### Record set
○ ○ ○ ○

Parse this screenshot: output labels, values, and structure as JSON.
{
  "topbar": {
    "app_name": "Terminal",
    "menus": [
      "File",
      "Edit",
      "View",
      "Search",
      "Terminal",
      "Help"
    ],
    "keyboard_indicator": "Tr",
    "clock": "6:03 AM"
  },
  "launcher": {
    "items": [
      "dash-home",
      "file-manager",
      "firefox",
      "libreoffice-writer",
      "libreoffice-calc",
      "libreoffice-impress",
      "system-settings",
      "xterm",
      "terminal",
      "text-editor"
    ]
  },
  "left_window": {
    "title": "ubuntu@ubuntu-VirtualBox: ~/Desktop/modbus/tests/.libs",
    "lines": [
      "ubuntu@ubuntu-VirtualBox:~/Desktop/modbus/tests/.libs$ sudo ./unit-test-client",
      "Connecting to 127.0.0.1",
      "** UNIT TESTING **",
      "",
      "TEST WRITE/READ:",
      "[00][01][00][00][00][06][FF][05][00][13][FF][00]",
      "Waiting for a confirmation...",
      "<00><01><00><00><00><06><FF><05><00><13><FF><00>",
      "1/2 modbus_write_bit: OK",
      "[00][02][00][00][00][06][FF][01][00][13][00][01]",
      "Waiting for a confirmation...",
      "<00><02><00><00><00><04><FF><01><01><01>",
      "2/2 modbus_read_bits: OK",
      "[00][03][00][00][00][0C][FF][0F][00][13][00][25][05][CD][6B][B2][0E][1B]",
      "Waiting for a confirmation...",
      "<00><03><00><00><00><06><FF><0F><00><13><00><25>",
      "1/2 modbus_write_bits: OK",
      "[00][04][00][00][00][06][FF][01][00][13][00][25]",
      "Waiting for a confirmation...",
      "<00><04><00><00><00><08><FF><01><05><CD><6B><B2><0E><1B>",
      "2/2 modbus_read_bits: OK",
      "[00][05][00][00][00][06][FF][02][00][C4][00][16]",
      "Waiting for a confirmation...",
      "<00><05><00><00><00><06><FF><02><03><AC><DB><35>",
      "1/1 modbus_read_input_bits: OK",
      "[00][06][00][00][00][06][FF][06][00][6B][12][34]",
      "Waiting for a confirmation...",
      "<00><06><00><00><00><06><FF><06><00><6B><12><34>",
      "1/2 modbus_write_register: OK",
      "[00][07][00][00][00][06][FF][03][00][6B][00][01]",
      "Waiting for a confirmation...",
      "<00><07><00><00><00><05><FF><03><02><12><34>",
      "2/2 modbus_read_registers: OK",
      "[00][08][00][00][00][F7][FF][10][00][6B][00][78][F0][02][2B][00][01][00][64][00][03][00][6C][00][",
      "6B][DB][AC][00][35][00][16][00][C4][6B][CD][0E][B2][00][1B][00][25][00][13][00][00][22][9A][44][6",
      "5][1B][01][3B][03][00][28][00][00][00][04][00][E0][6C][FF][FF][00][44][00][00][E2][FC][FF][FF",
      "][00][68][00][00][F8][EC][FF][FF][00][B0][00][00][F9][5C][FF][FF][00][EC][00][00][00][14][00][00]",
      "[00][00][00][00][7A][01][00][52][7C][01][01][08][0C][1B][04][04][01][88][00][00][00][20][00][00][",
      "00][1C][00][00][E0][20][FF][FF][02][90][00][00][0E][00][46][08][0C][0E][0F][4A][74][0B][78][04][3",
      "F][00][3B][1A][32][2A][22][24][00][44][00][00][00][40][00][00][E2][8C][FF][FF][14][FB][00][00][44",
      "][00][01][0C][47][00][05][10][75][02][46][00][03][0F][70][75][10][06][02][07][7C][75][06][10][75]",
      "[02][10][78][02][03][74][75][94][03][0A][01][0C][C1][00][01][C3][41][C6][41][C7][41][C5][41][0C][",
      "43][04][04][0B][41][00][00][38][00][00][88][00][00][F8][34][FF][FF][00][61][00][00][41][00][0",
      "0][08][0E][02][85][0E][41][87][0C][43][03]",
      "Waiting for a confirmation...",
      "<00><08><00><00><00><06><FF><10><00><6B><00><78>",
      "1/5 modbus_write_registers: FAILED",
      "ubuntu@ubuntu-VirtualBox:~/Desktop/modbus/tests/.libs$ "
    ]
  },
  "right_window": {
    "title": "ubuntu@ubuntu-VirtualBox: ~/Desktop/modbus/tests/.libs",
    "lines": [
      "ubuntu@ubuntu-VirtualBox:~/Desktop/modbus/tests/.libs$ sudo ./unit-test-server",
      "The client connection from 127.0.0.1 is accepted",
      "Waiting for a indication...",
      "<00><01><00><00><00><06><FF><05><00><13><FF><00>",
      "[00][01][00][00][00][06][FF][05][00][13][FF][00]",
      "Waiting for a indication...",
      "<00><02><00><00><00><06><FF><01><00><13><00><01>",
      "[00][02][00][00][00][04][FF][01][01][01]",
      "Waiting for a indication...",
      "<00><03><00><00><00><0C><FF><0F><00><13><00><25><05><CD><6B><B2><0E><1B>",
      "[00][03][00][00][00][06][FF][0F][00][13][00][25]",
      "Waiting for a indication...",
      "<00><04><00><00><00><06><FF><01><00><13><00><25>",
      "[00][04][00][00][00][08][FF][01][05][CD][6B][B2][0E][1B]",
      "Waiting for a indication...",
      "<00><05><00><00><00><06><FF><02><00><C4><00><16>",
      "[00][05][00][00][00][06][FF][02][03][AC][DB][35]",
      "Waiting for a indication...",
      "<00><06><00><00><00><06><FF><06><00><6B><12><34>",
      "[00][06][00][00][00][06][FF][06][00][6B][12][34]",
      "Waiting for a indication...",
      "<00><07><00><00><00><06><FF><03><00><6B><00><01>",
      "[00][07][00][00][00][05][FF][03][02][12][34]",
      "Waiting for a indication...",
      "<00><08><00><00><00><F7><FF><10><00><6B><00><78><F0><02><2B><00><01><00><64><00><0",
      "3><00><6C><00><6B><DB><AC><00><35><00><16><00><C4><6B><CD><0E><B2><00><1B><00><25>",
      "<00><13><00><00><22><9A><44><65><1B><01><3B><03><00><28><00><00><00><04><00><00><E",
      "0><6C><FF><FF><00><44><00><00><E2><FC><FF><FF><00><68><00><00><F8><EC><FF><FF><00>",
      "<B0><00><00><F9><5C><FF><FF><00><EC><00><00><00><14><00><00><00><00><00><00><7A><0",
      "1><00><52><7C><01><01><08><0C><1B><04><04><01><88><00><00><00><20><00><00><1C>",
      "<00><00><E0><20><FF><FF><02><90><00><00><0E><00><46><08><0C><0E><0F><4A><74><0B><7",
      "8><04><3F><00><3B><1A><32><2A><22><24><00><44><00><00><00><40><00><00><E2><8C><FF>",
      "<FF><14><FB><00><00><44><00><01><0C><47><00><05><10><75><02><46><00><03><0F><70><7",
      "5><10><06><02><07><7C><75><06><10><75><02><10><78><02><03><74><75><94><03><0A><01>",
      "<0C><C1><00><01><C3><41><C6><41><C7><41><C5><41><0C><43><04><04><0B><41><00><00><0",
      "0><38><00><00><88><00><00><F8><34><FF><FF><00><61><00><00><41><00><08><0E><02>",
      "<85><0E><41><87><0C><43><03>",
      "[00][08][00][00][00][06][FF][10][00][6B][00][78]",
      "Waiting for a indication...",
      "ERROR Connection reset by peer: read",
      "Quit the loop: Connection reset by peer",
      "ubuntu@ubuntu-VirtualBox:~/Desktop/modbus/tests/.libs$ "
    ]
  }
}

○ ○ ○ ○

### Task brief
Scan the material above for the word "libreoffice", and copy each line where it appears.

### Result
      "libreoffice-writer",
      "libreoffice-calc",
      "libreoffice-impress",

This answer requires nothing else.